What does "show" mean in this context? Are they showing off their shoes? Or are their shoes just visible? The English translation is a little vague so I'm not sure of the exact meaning.
It means that they show their shoes for someone. Not "show off", that would be "visar upp" i think.
Doesn't it also mean pointing? Does the translation "they point their shoes" also work?
Not exactly, pointing is 'pekar'. The closest i can think of is 'visar vägen' which would be like an Arrow/sign pointing towards some Place.
although it doesn't translate into english very well, could the meaning be similar to "display"? They "display" their shoes
"They display their shoes"/"They show off their shoes" would be "De visar upp sina skor" (See my other comment)
Why not deras instead of sina and since this is not reflexive possessive "" help please
But this is reflexive. If you used non reflexive their it's "this group of people shows that other group of people's shoes"
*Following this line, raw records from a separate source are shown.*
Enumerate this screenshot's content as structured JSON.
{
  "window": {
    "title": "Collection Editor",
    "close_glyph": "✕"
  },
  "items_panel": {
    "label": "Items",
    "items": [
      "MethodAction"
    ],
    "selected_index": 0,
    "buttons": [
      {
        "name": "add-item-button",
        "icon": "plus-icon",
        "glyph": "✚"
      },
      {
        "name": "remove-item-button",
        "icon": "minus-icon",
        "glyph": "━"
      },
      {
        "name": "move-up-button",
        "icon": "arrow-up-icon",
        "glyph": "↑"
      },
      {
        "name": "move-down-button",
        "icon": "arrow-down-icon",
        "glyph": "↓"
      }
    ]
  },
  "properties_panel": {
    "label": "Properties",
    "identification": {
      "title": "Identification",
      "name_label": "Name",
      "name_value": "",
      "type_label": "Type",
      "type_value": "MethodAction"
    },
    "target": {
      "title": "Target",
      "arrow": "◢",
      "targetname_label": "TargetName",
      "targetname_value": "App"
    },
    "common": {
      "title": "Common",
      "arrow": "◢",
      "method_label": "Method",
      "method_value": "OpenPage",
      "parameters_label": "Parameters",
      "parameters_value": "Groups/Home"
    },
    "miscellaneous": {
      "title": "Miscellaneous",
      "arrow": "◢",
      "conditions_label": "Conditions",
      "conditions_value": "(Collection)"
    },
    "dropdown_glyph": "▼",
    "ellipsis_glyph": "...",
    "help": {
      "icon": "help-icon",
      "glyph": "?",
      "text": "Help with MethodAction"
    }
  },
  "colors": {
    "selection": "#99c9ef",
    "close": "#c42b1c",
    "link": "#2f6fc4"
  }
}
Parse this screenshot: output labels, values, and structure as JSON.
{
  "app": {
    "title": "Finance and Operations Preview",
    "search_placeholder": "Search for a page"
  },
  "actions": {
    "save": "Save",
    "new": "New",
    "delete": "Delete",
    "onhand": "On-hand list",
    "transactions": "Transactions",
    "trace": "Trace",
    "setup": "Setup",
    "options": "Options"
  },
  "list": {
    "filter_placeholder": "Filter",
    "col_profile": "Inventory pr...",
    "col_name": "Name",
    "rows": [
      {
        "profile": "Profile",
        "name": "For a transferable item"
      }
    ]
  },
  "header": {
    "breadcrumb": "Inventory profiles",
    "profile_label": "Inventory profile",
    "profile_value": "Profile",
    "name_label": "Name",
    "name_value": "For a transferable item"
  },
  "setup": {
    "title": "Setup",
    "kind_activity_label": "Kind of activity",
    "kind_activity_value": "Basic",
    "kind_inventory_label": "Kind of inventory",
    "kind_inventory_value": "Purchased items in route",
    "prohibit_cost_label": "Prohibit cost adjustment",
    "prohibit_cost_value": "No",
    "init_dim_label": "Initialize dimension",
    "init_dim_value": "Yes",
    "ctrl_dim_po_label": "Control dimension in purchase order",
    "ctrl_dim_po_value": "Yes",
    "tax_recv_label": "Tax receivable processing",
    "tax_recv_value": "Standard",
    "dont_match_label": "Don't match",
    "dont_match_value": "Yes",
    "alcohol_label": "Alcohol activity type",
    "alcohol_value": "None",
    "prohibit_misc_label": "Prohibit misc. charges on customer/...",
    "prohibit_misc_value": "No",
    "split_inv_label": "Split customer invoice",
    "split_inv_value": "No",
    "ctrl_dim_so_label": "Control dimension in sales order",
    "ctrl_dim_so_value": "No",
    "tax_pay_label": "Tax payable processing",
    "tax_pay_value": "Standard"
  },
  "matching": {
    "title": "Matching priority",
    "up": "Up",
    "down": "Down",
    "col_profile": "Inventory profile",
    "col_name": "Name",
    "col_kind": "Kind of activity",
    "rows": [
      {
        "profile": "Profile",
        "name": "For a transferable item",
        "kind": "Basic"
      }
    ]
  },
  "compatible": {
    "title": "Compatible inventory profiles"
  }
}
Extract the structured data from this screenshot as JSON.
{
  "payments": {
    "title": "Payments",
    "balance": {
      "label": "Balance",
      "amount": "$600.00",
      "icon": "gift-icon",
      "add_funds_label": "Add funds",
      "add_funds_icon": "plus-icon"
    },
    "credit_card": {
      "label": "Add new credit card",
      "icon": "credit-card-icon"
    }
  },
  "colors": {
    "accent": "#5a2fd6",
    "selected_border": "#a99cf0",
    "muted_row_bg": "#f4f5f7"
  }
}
Would 'de visar deras skor' be correct? I may have missunderstood the plural possesive.
The English sentence is ambiguous, "their" might refer to "they" or to another group of people. Likewise, the Swedish sentence "De visar deras skor" is ambiguous in the same way. The sentence "De visar sina skor", however, isn't. There "sina" refers to "de".
So, yeah, it should be correct.
Would it be like to tell someone look i got these shoes, like just to have them know about it type of thing?
What is the difference between visa and visar? Is it valid to say Visa mig dina skor or must it be Visar mig dina skor?
Visa is the infinitive (att visa = to show) and imperative (visa! = show!) for of the verb. Visar is the present tense (jag visar [...] = I show [...]).
The first sentence means Show me your shoes! while the second one is grammatically incorrect. Two possible corrections are:
- Visar du mig dina skor? = Do you show me your shoes?
- Du visar mig dina skor. = You show me your shoes.
"Visa" is the infinitive and also the imperative (command). "Visar" is the present tense.
why the translation is not "they show HIS shoes". i thought that "deras" translated "their".
I have a problem with the Swedish "i" sound. it sounds a little stressed, like your tongue may be up instead of relaxed.
Or the mother asked the kids to show her their shoes so she can see if they need replaced?